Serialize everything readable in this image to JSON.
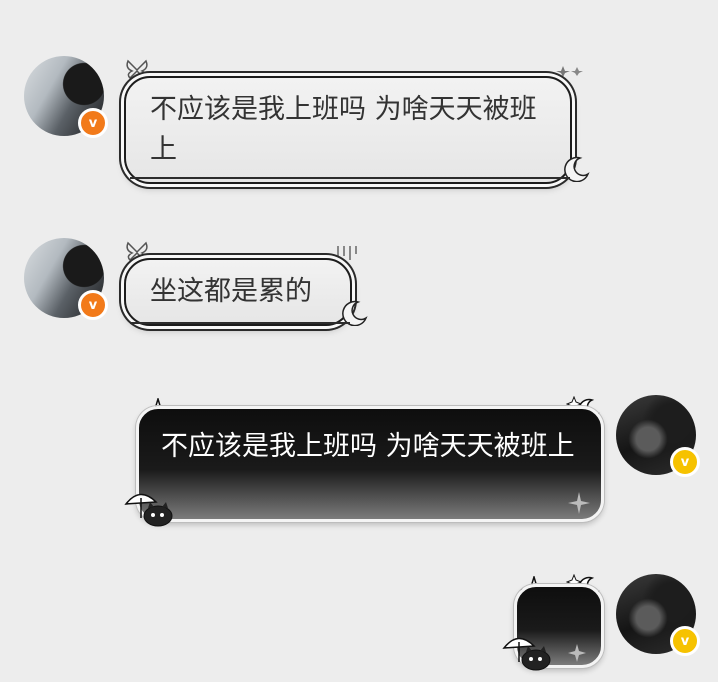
{
  "colors": {
    "background": "#ededed",
    "badge_orange": "#f27a1a",
    "badge_yellow": "#f6c200",
    "light_bubble_text": "#333333",
    "dark_bubble_text": "#ffffff"
  },
  "badge_letter": "v",
  "messages": [
    {
      "side": "left",
      "text": "不应该是我上班吗 为啥天天被班上"
    },
    {
      "side": "left",
      "text": "坐这都是累的"
    },
    {
      "side": "right",
      "text": "不应该是我上班吗 为啥天天被班上"
    },
    {
      "side": "right",
      "text": ""
    }
  ]
}
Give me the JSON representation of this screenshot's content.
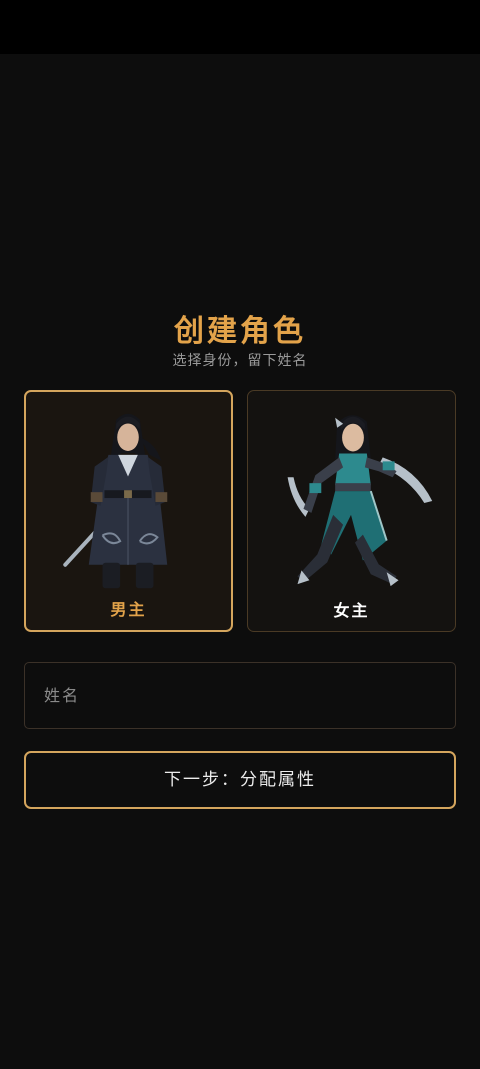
{
  "screen": {
    "title": "创建角色",
    "subtitle": "选择身份，留下姓名"
  },
  "characters": [
    {
      "label": "男主",
      "selected": true,
      "label_color": "#e3a34a",
      "portrait": "male-swordsman-icon"
    },
    {
      "label": "女主",
      "selected": false,
      "label_color": "#ffffff",
      "portrait": "female-blade-dancer-icon"
    }
  ],
  "name_field": {
    "placeholder": "姓名",
    "value": ""
  },
  "next_button": {
    "label": "下一步：分配属性"
  },
  "colors": {
    "background": "#0d0d0d",
    "accent_gold": "#d4a55d",
    "title_gold": "#e3a34a",
    "teal_accent": "#2d8a8e"
  }
}
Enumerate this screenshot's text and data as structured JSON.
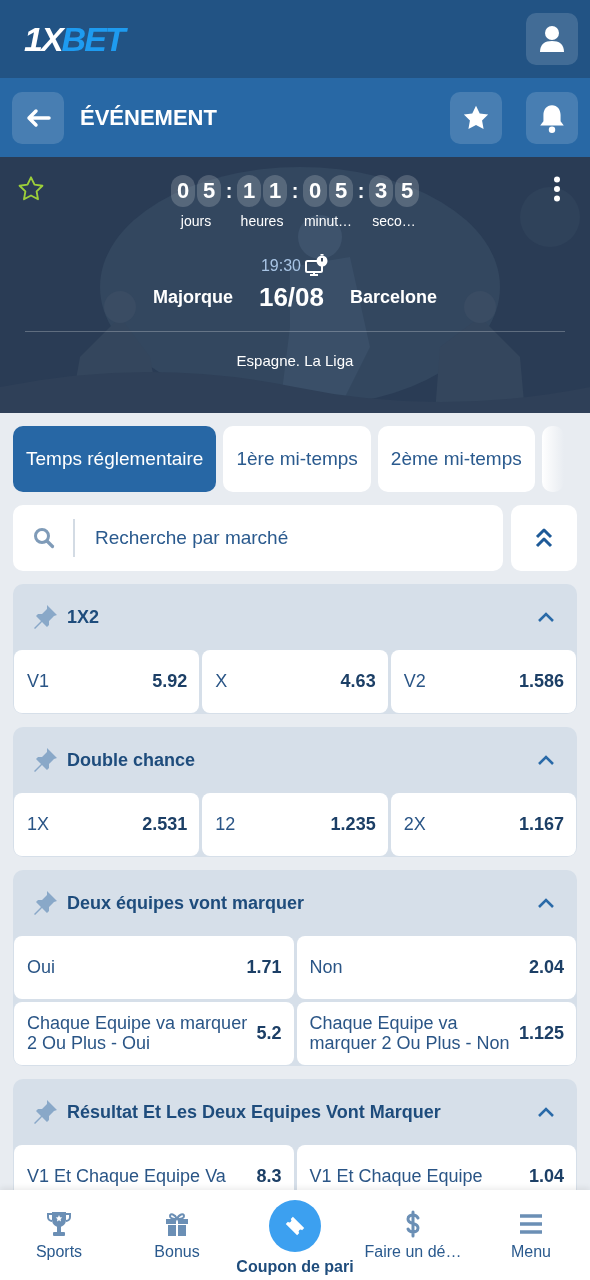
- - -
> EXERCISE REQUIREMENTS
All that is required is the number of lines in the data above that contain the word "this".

> FINISHED TASK
3